Kirk Herbstreit is concerned about the state of college football.
It isn’t so much that Texas and Oklahoma have both been invited and accepted invitations to join the SEC, it has more to do with that that represents.
Tradition and rivalries are what sets the college game apart from all other sports, the ESPN “College GameDay” analyst said. That, however, doesn’t appear to be a priority.
“I guess it’s our new world, our new reality,” Herbstreit said on SportsCenter. “I don’t know how you feel. I’m a bit of a traditionalist. I think when we did this realignment a few years ago and you saw teams like Nebraska leave and go to the Big Ten and Colorado leave. It was at that time we were thinking that Texas might leave and join the Big Ten or the Pac-12, and the Big 12 would have this same situation.
“What’s becoming abundantly clear, and I hate to say this because I’ve always tried to fight it, is people are trying to stay at the top. They’re trying to compete with the SEC, and it’s all about money. It’s no longer about tradition. It’s no longer about the things that I think college football have always kind of tried to stand itself on top of and really look at and appreciate rivalries and tradition and things of that nature.”
In votes Friday morning, Texas’ and Oklahoma’s board of regents voted to approve the move to the SEC.
A new television rights deal with ESPN is expected to pay the conference an extra $300 million annually doesn’t go into effect until 2024. However, that number will certainly increase with the addition of Texas and Oklahoma.

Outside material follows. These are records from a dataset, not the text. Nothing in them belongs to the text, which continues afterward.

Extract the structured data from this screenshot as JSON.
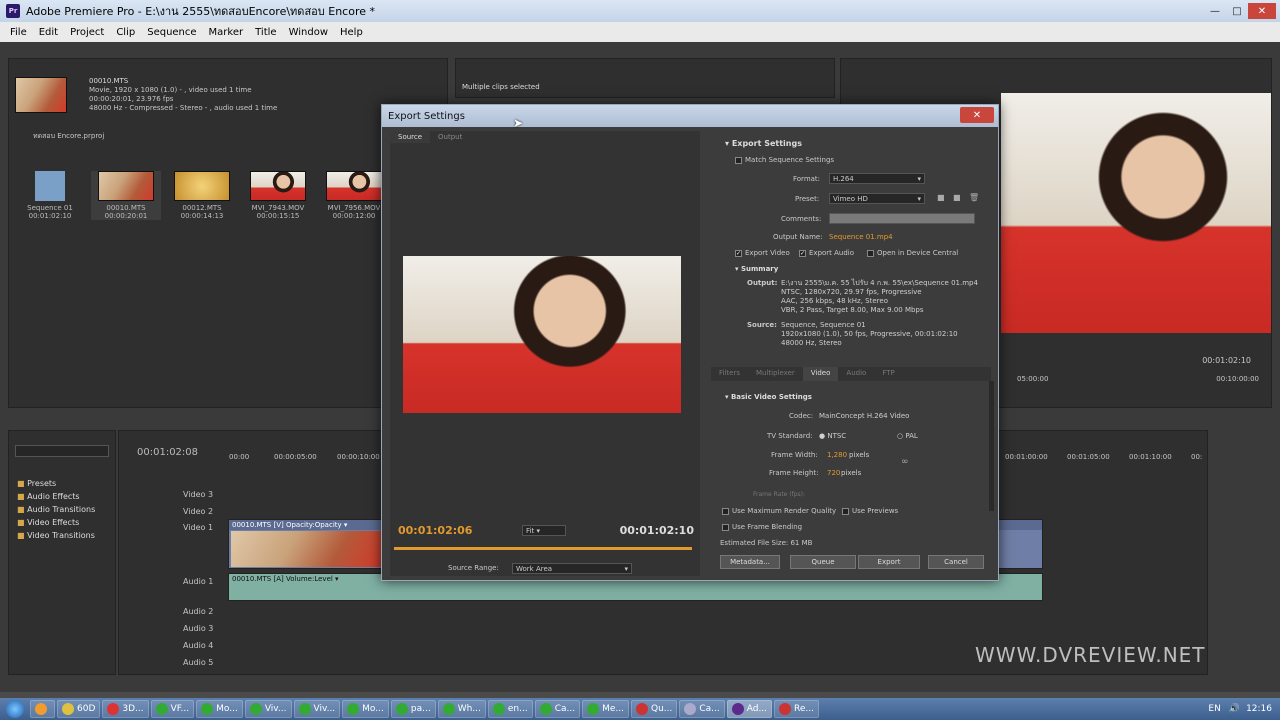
{
  "window": {
    "title": "Adobe Premiere Pro - E:\\งาน 2555\\ทดสอบEncore\\ทดสอบ Encore *",
    "app_icon": "Pr"
  },
  "menu": [
    "File",
    "Edit",
    "Project",
    "Clip",
    "Sequence",
    "Marker",
    "Title",
    "Window",
    "Help"
  ],
  "project": {
    "clip_name": "00010.MTS",
    "clip_info": [
      "Movie, 1920 x 1080 (1.0)  -  , video used 1 time",
      "00:00:20:01, 23.976 fps",
      "48000 Hz - Compressed - Stereo  -  , audio used 1 time"
    ],
    "project_file": "ทดสอบ Encore.prproj",
    "items": [
      {
        "name": "Sequence 01",
        "dur": "00:01:02:10"
      },
      {
        "name": "00010.MTS",
        "dur": "00:00:20:01"
      },
      {
        "name": "00012.MTS",
        "dur": "00:00:14:13"
      },
      {
        "name": "MVI_7943.MOV",
        "dur": "00:00:15:15"
      },
      {
        "name": "MVI_7956.MOV",
        "dur": "00:00:12:00"
      }
    ]
  },
  "source_panel": {
    "status": "Multiple clips selected"
  },
  "effects": {
    "items": [
      "Presets",
      "Audio Effects",
      "Audio Transitions",
      "Video Effects",
      "Video Transitions"
    ]
  },
  "timeline": {
    "timecode": "00:01:02:08",
    "ruler": [
      "00:00",
      "00:00:05:00",
      "00:00:10:00"
    ],
    "ruler_right": [
      "00:01:00:00",
      "00:01:05:00",
      "00:01:10:00",
      "00:"
    ],
    "tracks_video": [
      "Video 3",
      "Video 2",
      "Video 1"
    ],
    "tracks_audio": [
      "Audio 1",
      "Audio 2",
      "Audio 3",
      "Audio 4",
      "Audio 5"
    ],
    "video_clip": "00010.MTS [V]  Opacity:Opacity ▾",
    "audio_clip": "00010.MTS [A]  Volume:Level ▾"
  },
  "program": {
    "timecode_left": "05:00:00",
    "timecode_right": "00:01:02:10",
    "ruler_right": "00:10:00:00"
  },
  "dialog": {
    "title": "Export Settings",
    "tabs": [
      "Source",
      "Output"
    ],
    "timecode_current": "00:01:02:06",
    "fit": "Fit",
    "timecode_end": "00:01:02:10",
    "source_range_label": "Source Range:",
    "source_range_value": "Work Area",
    "export_settings_header": "Export Settings",
    "match_sequence": "Match Sequence Settings",
    "format_label": "Format:",
    "format_value": "H.264",
    "preset_label": "Preset:",
    "preset_value": "Vimeo HD",
    "comments_label": "Comments:",
    "output_name_label": "Output Name:",
    "output_name_value": "Sequence 01.mp4",
    "export_video": "Export Video",
    "export_audio": "Export Audio",
    "open_device_central": "Open in Device Central",
    "summary_header": "Summary",
    "output_label": "Output:",
    "output_lines": [
      "E:\\งาน 2555\\ม.ค. 55 ไปรับ 4 ก.พ. 55\\ex\\Sequence 01.mp4",
      "NTSC, 1280x720, 29.97 fps, Progressive",
      "AAC, 256 kbps, 48 kHz, Stereo",
      "VBR, 2 Pass, Target 8.00, Max 9.00 Mbps"
    ],
    "source_label": "Source:",
    "source_lines": [
      "Sequence, Sequence 01",
      "1920x1080 (1.0), 50 fps, Progressive, 00:01:02:10",
      "48000 Hz, Stereo"
    ],
    "sub_tabs": [
      "Filters",
      "Multiplexer",
      "Video",
      "Audio",
      "FTP"
    ],
    "basic_video_header": "Basic Video Settings",
    "codec_label": "Codec:",
    "codec_value": "MainConcept H.264 Video",
    "tv_standard_label": "TV Standard:",
    "ntsc": "NTSC",
    "pal": "PAL",
    "frame_width_label": "Frame Width:",
    "frame_width_value": "1,280",
    "frame_height_label": "Frame Height:",
    "frame_height_value": "720",
    "pixels": "pixels",
    "frame_rate_label": "Frame Rate (fps):",
    "use_max_render": "Use Maximum Render Quality",
    "use_previews": "Use Previews",
    "use_frame_blending": "Use Frame Blending",
    "estimated_size": "Estimated File Size: 61 MB",
    "btn_metadata": "Metadata...",
    "btn_queue": "Queue",
    "btn_export": "Export",
    "btn_cancel": "Cancel"
  },
  "watermark": "WWW.DVREVIEW.NET",
  "taskbar": {
    "items": [
      "60D",
      "3D...",
      "VF...",
      "Mo...",
      "Viv...",
      "Viv...",
      "Mo...",
      "pa...",
      "Wh...",
      "en...",
      "Ca...",
      "Me...",
      "Qu...",
      "Ca...",
      "Ad...",
      "Re..."
    ],
    "lang": "EN",
    "clock": "12:16"
  },
  "colors": {
    "accent_orange": "#e29a2e",
    "dialog_bg": "#3c3c3c",
    "panel_bg": "#2f2f2f"
  }
}
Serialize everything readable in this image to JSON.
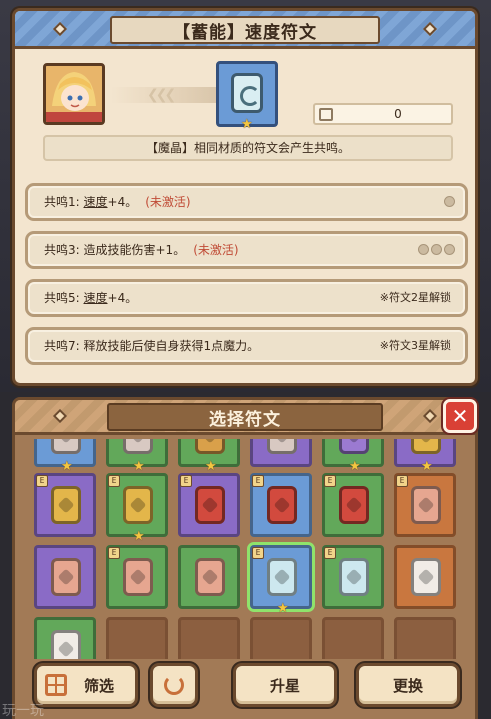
{
  "detail": {
    "title": "【蓄能】速度符文",
    "rune_count": "0",
    "resonance_description": "【魔晶】相同材质的符文会产生共鸣。",
    "effects": [
      {
        "prefix": "共鸣1: ",
        "keyword": "速度",
        "rest": "+4。",
        "status": "(未激活)",
        "right": "",
        "dots": 1
      },
      {
        "prefix": "共鸣3: ",
        "keyword": "",
        "rest": "造成技能伤害+1。",
        "status": "(未激活)",
        "right": "",
        "dots": 3
      },
      {
        "prefix": "共鸣5: ",
        "keyword": "速度",
        "rest": "+4。",
        "status": "",
        "right": "※符文2星解锁",
        "dots": 0
      },
      {
        "prefix": "共鸣7: ",
        "keyword": "",
        "rest": "释放技能后使自身获得1点魔力。",
        "status": "",
        "right": "※符文3星解锁",
        "dots": 0
      }
    ]
  },
  "selection": {
    "title": "选择符文",
    "close_label": "✕"
  },
  "rune_grid": [
    {
      "row": 0,
      "col": 0,
      "frame": "#6b9bd6",
      "core": "#d8c9c2",
      "badge": "",
      "star": true
    },
    {
      "row": 0,
      "col": 1,
      "frame": "#62a85a",
      "core": "#d8c9c2",
      "badge": "",
      "star": true
    },
    {
      "row": 0,
      "col": 2,
      "frame": "#62a85a",
      "core": "#d9a04a",
      "badge": "",
      "star": true
    },
    {
      "row": 0,
      "col": 3,
      "frame": "#8a6bc6",
      "core": "#d8c9c2",
      "badge": "",
      "star": false
    },
    {
      "row": 0,
      "col": 4,
      "frame": "#62a85a",
      "core": "#9b7ad1",
      "badge": "",
      "star": true
    },
    {
      "row": 0,
      "col": 5,
      "frame": "#8a6bc6",
      "core": "#e3b64a",
      "badge": "",
      "star": true
    },
    {
      "row": 1,
      "col": 0,
      "frame": "#8a6bc6",
      "core": "#e3b64a",
      "badge": "E",
      "star": false
    },
    {
      "row": 1,
      "col": 1,
      "frame": "#62a85a",
      "core": "#e3b64a",
      "badge": "E",
      "star": true
    },
    {
      "row": 1,
      "col": 2,
      "frame": "#8a6bc6",
      "core": "#d24a3e",
      "badge": "E",
      "star": false
    },
    {
      "row": 1,
      "col": 3,
      "frame": "#6b9bd6",
      "core": "#d24a3e",
      "badge": "E",
      "star": false
    },
    {
      "row": 1,
      "col": 4,
      "frame": "#62a85a",
      "core": "#d24a3e",
      "badge": "E",
      "star": false
    },
    {
      "row": 1,
      "col": 5,
      "frame": "#c9773f",
      "core": "#e6a690",
      "badge": "E",
      "star": false
    },
    {
      "row": 2,
      "col": 0,
      "frame": "#8a6bc6",
      "core": "#e6a690",
      "badge": "",
      "star": false
    },
    {
      "row": 2,
      "col": 1,
      "frame": "#62a85a",
      "core": "#e6a690",
      "badge": "E",
      "star": false
    },
    {
      "row": 2,
      "col": 2,
      "frame": "#62a85a",
      "core": "#e6a690",
      "badge": "",
      "star": false
    },
    {
      "row": 2,
      "col": 3,
      "frame": "#6b9bd6",
      "core": "#cde8ef",
      "badge": "E",
      "star": true,
      "selected": true
    },
    {
      "row": 2,
      "col": 4,
      "frame": "#62a85a",
      "core": "#cde8ef",
      "badge": "E",
      "star": false
    },
    {
      "row": 2,
      "col": 5,
      "frame": "#c9773f",
      "core": "#f1ece6",
      "badge": "",
      "star": false
    },
    {
      "row": 3,
      "col": 0,
      "frame": "#62a85a",
      "core": "#f1ece6",
      "badge": "",
      "star": false
    },
    {
      "row": 3,
      "col": 1,
      "empty": true
    },
    {
      "row": 3,
      "col": 2,
      "empty": true
    },
    {
      "row": 3,
      "col": 3,
      "empty": true
    },
    {
      "row": 3,
      "col": 4,
      "empty": true
    },
    {
      "row": 3,
      "col": 5,
      "empty": true
    }
  ],
  "buttons": {
    "filter": "筛选",
    "upgrade": "升星",
    "swap": "更换"
  },
  "watermark": "玩一玩",
  "colors": {
    "frame_blue": "#6b9bd6",
    "frame_green": "#62a85a",
    "frame_purple": "#8a6bc6",
    "frame_orange": "#c9773f",
    "inactive_red": "#c04b36",
    "close_red": "#d94035"
  }
}
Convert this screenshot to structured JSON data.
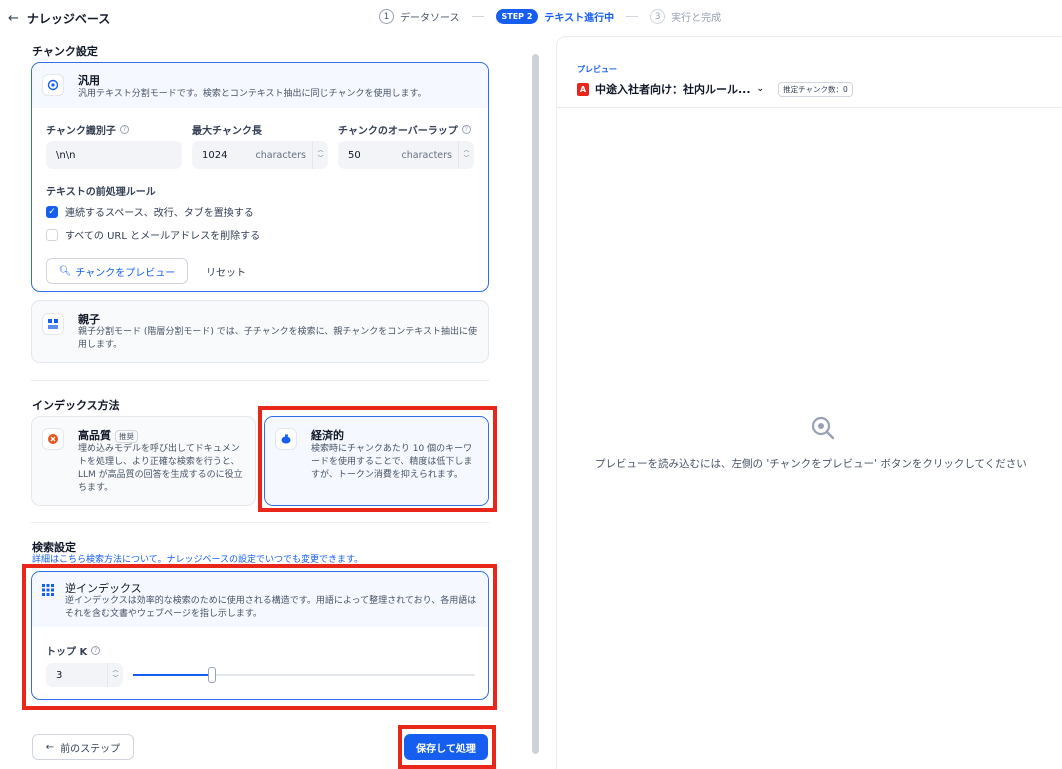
{
  "header": {
    "back_label": "ナレッジベース",
    "steps": [
      {
        "num": "1",
        "label": "データソース"
      },
      {
        "pill": "STEP 2",
        "label": "テキスト進行中"
      },
      {
        "num": "3",
        "label": "実行と完成"
      }
    ]
  },
  "chunk_settings": {
    "title": "チャンク設定",
    "general": {
      "name": "汎用",
      "desc": "汎用テキスト分割モードです。検索とコンテキスト抽出に同じチャンクを使用します。",
      "delimiter_label": "チャンク識別子",
      "delimiter_value": "\\n\\n",
      "max_len_label": "最大チャンク長",
      "max_len_value": "1024",
      "overlap_label": "チャンクのオーバーラップ",
      "overlap_value": "50",
      "unit": "characters",
      "rules_label": "テキストの前処理ルール",
      "rule1": "連続するスペース、改行、タブを置換する",
      "rule1_checked": true,
      "rule2": "すべての URL とメールアドレスを削除する",
      "rule2_checked": false,
      "preview_button": "チャンクをプレビュー",
      "reset_button": "リセット"
    },
    "parent": {
      "name": "親子",
      "desc": "親子分割モード (階層分割モード) では、子チャンクを検索に、親チャンクをコンテキスト抽出に使用します。"
    }
  },
  "index_method": {
    "title": "インデックス方法",
    "high_quality": {
      "name": "高品質",
      "badge": "推奨",
      "desc": "埋め込みモデルを呼び出してドキュメントを処理し、より正確な検索を行うと、LLM が高品質の回答を生成するのに役立ちます。"
    },
    "economic": {
      "name": "経済的",
      "desc": "検索時にチャンクあたり 10 個のキーワードを使用することで、精度は低下しますが、トークン消費を抑えられます。"
    }
  },
  "retrieval": {
    "title": "検索設定",
    "note": "詳細はこちら検索方法について。ナレッジベースの設定でいつでも変更できます。",
    "inverted": {
      "name": "逆インデックス",
      "desc": "逆インデックスは効率的な検索のために使用される構造です。用語によって整理されており、各用語はそれを含む文書やウェブページを指し示します。"
    },
    "topk_label": "トップ K",
    "topk_value": "3",
    "topk_fraction": 0.23
  },
  "footer": {
    "prev_button": "前のステップ",
    "save_button": "保存して処理"
  },
  "preview": {
    "caption": "プレビュー",
    "doc_title": "中途入社者向け：社内ルール...",
    "chip": "推定チャンク数：0",
    "empty_text": "プレビューを読み込むには、左側の 'チャンクをプレビュー' ボタンをクリックしてください"
  },
  "colors": {
    "accent": "#155eef",
    "highlight": "#e8261a"
  }
}
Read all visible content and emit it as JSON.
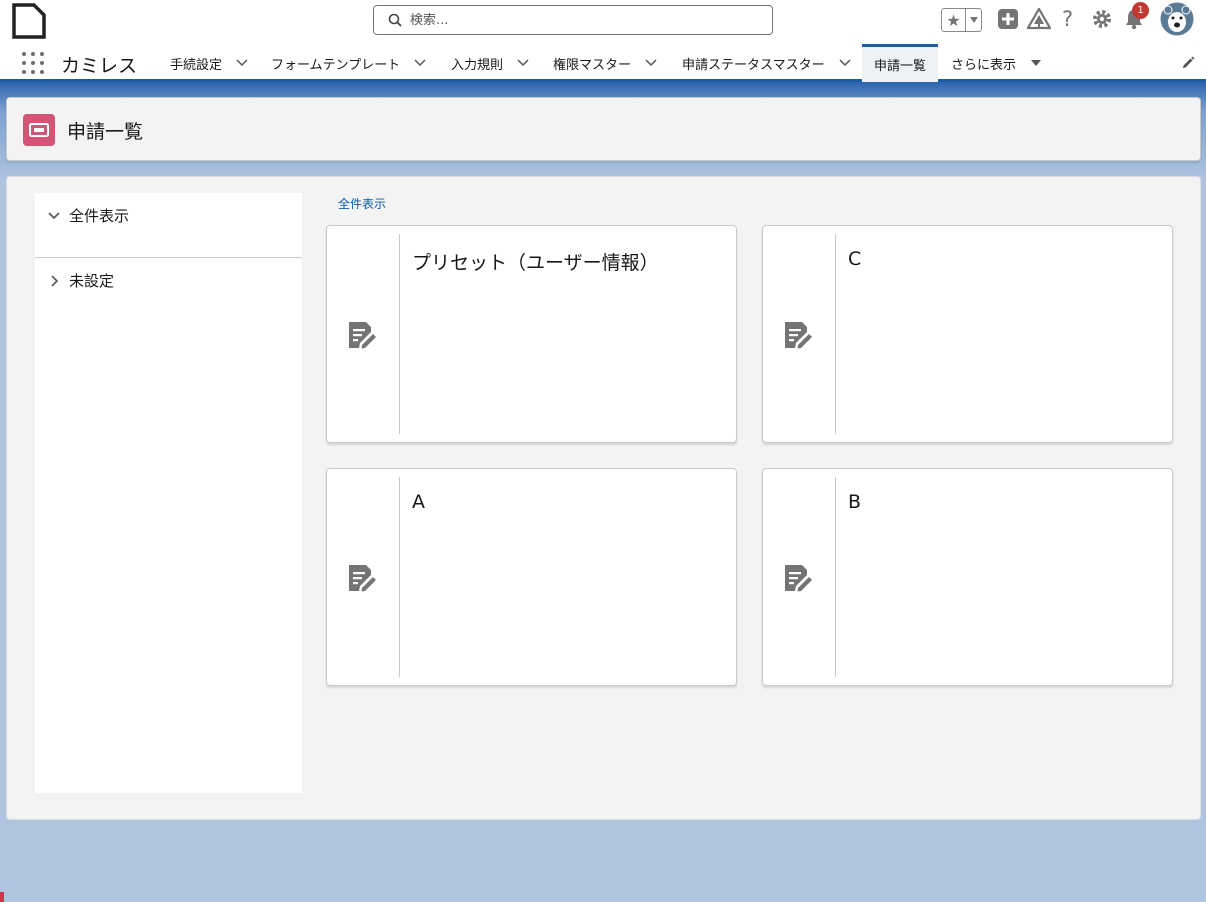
{
  "header": {
    "search_placeholder": "検索...",
    "notification_count": "1",
    "icons": [
      "document-icon",
      "search-icon",
      "star-icon",
      "chevron-down-icon",
      "add-icon",
      "trailhead-icon",
      "help-icon",
      "settings-icon",
      "bell-icon",
      "avatar"
    ]
  },
  "nav": {
    "app_name": "カミレス",
    "items": [
      {
        "label": "手続設定"
      },
      {
        "label": "フォームテンプレート"
      },
      {
        "label": "入力規則"
      },
      {
        "label": "権限マスター"
      },
      {
        "label": "申請ステータスマスター"
      },
      {
        "label": "申請一覧"
      },
      {
        "label": "さらに表示"
      }
    ]
  },
  "page": {
    "title": "申請一覧",
    "accent_color": "#d35475"
  },
  "left_panel": {
    "items": [
      {
        "label": "全件表示"
      },
      {
        "label": "未設定"
      }
    ]
  },
  "main": {
    "breadcrumb": "全件表示",
    "cards": [
      {
        "title": "プリセット（ユーザー情報）"
      },
      {
        "title": "C"
      },
      {
        "title": "A"
      },
      {
        "title": "B"
      }
    ]
  }
}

“Right now, I think it’s about money and keeping up with the Joneses and right now, Texas and OU, they’re looking over in the horizon to the east and they’re seeing that SEC and all that money, and they’re saying we can’t be left behind,” Herbstreit said. “We want to go into that neighborhood, and we want to join that group of teams, and that’s basically why we are where we are. And what this will do as far as the future, you know, if you and I are sitting here three years from now or five years from now, talking about college athletics, I have literally no idea where we are headed, but I feel like these are two big dominoes that are falling.”
And because of that, Herbstreit said, the college game is moving away from the unique things that make it great.
“I just hate losing the tradition of this sport,” he said. “I’ve always been, I guess naive to it. I’ve always tried to be the guy that’s like, ‘No, we’re gonna hold on to our traditions. People care about those traditions. They care about the rivalries.’
“Clearly, the decision-makers don’t. And we’re now in an arms race and it’s about the money.”
On the other hand, when it comes to looking at just the SEC, and not college football as a whole, Herbstreit’s can be summed up in one word: Wow.
Mark Heim is a sports reporter for The Alabama Media Group. Follow him on Twitter @Mark_Heim.